To all the unsung heroes and heroines working to protect the delicate balance of nature and sustainability all over the world, you are an example of courage and solidarity, heroes who chose to fight for humanity, whose convictions led them to offer the ultimate sacrifice and suffer purges in their own countries and around the world; who take part in all the important social struggles of their day. Indeed, the environmental crisis is daunting. The work will not be easy. But take heart. To the Omo tribes in Ethiopia and all other peoples around the whorld who struggle for the protection of their environments, has seen some lose their lives or end up in prison, my heart bleeds for you, but at the same time my belief in the struggle gives hope if not to us, to the generations that come after us. As Martin Luther King told us, the arc of history is long but it bends towards justice. We shall overcome. I know that from personal experiences and experiences of those that have gone before us.

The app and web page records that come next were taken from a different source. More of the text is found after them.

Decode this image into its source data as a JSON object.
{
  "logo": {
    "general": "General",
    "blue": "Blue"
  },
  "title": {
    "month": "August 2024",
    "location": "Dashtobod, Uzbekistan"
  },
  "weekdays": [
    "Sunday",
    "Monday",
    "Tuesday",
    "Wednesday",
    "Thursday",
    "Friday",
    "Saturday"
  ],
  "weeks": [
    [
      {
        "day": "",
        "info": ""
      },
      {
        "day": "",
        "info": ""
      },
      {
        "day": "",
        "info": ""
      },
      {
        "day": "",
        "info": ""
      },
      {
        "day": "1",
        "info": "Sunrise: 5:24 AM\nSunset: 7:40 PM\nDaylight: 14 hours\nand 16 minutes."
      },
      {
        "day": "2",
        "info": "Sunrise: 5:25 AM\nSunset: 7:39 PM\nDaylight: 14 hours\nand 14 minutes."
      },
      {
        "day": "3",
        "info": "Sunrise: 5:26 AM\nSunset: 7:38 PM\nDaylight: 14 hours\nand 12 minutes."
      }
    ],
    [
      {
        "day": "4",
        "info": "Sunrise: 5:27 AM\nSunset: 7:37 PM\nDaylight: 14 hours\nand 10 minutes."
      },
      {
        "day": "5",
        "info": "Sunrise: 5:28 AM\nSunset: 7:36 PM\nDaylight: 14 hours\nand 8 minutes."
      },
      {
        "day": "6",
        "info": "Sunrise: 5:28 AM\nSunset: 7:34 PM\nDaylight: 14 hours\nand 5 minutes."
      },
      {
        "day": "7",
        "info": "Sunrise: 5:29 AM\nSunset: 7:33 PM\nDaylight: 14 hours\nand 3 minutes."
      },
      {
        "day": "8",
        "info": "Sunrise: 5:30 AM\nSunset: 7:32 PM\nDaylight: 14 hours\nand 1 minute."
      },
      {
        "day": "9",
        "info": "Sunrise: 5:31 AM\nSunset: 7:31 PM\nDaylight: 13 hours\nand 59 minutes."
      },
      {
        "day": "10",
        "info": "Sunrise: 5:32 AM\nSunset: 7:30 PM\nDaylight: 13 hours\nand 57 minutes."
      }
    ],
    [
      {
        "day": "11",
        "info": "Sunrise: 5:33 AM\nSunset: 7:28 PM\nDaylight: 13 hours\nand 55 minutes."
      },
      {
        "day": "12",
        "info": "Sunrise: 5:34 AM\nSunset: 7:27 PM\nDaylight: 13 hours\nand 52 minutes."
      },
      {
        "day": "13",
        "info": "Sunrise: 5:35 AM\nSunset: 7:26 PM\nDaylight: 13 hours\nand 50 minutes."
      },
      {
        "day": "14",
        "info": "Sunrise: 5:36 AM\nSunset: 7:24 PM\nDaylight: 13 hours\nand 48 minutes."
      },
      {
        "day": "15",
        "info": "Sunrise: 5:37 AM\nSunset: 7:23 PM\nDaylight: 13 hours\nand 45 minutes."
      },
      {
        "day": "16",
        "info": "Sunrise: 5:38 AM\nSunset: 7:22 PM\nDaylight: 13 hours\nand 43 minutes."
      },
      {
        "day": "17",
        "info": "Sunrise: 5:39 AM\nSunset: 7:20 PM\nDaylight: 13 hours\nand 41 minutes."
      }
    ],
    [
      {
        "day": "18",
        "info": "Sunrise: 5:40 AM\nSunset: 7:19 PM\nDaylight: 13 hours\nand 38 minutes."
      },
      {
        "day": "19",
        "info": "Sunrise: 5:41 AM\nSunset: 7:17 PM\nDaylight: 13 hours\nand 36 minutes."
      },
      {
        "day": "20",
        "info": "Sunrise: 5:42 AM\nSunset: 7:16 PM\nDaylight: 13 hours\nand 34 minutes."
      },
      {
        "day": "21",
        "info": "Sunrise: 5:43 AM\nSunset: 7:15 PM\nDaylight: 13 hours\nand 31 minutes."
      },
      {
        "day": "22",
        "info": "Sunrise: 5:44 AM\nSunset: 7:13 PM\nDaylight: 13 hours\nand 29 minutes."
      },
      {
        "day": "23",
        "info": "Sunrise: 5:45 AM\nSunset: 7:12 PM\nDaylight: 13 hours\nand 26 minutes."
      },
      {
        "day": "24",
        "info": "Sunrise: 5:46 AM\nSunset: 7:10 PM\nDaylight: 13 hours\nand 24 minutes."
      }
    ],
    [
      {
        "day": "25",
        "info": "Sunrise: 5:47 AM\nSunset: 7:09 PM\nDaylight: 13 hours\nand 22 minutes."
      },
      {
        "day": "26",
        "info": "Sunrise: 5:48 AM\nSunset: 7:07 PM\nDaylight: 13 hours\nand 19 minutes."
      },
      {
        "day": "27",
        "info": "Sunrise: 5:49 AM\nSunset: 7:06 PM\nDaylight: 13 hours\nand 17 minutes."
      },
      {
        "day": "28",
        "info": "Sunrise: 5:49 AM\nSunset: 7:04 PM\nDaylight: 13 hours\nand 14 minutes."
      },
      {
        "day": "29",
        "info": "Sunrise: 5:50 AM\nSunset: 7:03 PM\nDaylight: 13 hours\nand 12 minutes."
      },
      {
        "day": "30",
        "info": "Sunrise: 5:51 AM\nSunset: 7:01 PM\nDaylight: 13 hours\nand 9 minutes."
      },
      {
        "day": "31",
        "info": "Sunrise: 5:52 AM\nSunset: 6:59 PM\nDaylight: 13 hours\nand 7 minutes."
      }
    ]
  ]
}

Many times people ask me why i do what i do, why we fight for the environment. And taking time before i answer, I reflect on lessons taught to me by my father, i realize that we must trivalize the labor of the past struggle, we must celebrate the gains that have been made while taking inspiration from the struggles to confront the challenges..... and after taking a few moments of silence, I have only one reason why I fight for this environment; I cannot watch as my people struggle for survival only to have scarce water stolen by a government that is supposed to protect them; TO NOT FIGHT IS NOT AN OPTION
With humility and gratitude I accept this award given to me today, While I am not worthy of this honor, I would be lying if I did not recognize that it makes me extremely proud to receive it, for its history and what it means for the commitment to the future of this passionate fight for mother earth as we are reminded by the African proverb that “The earth is not ours; it is a treasure we hold in trust for future generations”.